While I can hardly question what is or is not obvious to Dominic, I can certainly point out that “obviousness to Dominic” is not a objective metric that is relevant in any way to anyone else. Had I argued that gods exist because their existence is obvious to me, I would have expected his rebuttal to consist of little more than pointing and laughing, because that is all that would have been needed to dismiss such a feeble appeal to personal sensibilities.

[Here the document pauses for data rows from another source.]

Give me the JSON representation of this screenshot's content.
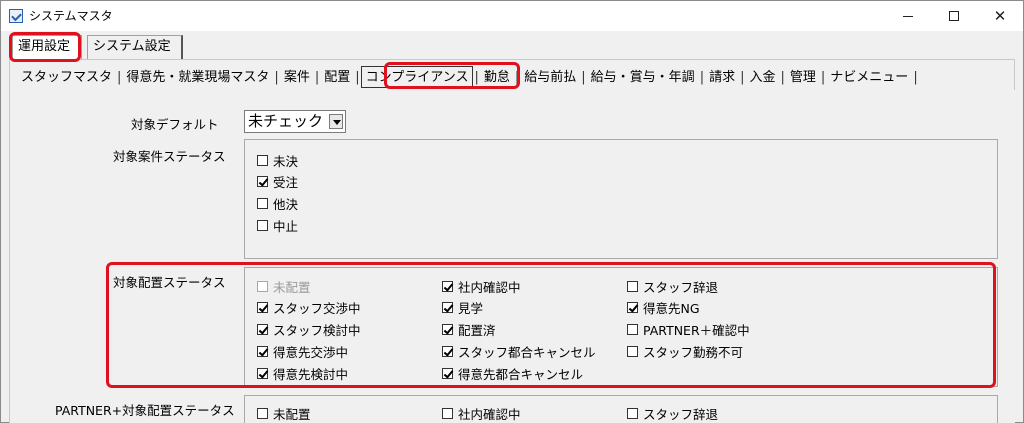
{
  "window": {
    "title": "システムマスタ",
    "minimize": "−",
    "maximize": "□",
    "close": "✕"
  },
  "outer_tabs": [
    {
      "label": "運用設定",
      "active": true
    },
    {
      "label": "システム設定",
      "active": false
    }
  ],
  "inner_tabs": [
    {
      "label": "スタッフマスタ"
    },
    {
      "label": "得意先・就業現場マスタ"
    },
    {
      "label": "案件"
    },
    {
      "label": "配置"
    },
    {
      "label": "コンプライアンス",
      "active": true
    },
    {
      "label": "勤怠"
    },
    {
      "label": "給与前払"
    },
    {
      "label": "給与・賞与・年調"
    },
    {
      "label": "請求"
    },
    {
      "label": "入金"
    },
    {
      "label": "管理"
    },
    {
      "label": "ナビメニュー"
    }
  ],
  "form": {
    "default_label": "対象デフォルト",
    "default_value": "未チェック",
    "anken_label": "対象案件ステータス",
    "anken_options": [
      {
        "label": "未決",
        "checked": false
      },
      {
        "label": "受注",
        "checked": true
      },
      {
        "label": "他決",
        "checked": false
      },
      {
        "label": "中止",
        "checked": false
      }
    ],
    "haichi_label": "対象配置ステータス",
    "haichi_options": [
      {
        "label": "未配置",
        "checked": false,
        "disabled": true
      },
      {
        "label": "スタッフ交渉中",
        "checked": true
      },
      {
        "label": "スタッフ検討中",
        "checked": true
      },
      {
        "label": "得意先交渉中",
        "checked": true
      },
      {
        "label": "得意先検討中",
        "checked": true
      },
      {
        "label": "社内確認中",
        "checked": true
      },
      {
        "label": "見学",
        "checked": true
      },
      {
        "label": "配置済",
        "checked": true
      },
      {
        "label": "スタッフ都合キャンセル",
        "checked": true
      },
      {
        "label": "得意先都合キャンセル",
        "checked": true
      },
      {
        "label": "スタッフ辞退",
        "checked": false
      },
      {
        "label": "得意先NG",
        "checked": true
      },
      {
        "label": "PARTNER＋確認中",
        "checked": false
      },
      {
        "label": "スタッフ勤務不可",
        "checked": false
      }
    ],
    "partner_label": "PARTNER+対象配置ステータス",
    "partner_options": [
      {
        "label": "未配置",
        "checked": false
      },
      {
        "label": "社内確認中",
        "checked": false
      },
      {
        "label": "スタッフ辞退",
        "checked": false
      }
    ]
  },
  "colors": {
    "highlight": "#e0101c"
  }
}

And since I have already shown that his rejection of the cosmological argument is based on a false foundation, it is obvious that his subsequent arguments are invalid to the extent that they rely upon it.
However, his cited examples from the history of science are important, because they underline a point that I made in my initial argument concerning the dynamic nature of the materialist consensus and the limits which technology places upon it. With the continued advance of technology and the concomitant changes in Man's future understanding of the universe that will come from that advance, it is entirely possible that a belief in the material limits of the universe which rejects the supernatural may well one day look as ignorant and crazy as a belief in Newtonian physics which rejects quantum physics.
Now, it is always possible that the strange bumping in the attic is nothing but the wind. And it may be convenient to say that what we see and what we hear is seen and heard because it is actually there. But most of the time, that simple explanation is true and our senses are observing things because those things are real. The converse, on the other hand, is not necessarily true. Sometimes we don't see anything because they are not there. But often, we don't see anything because our eyes are closed.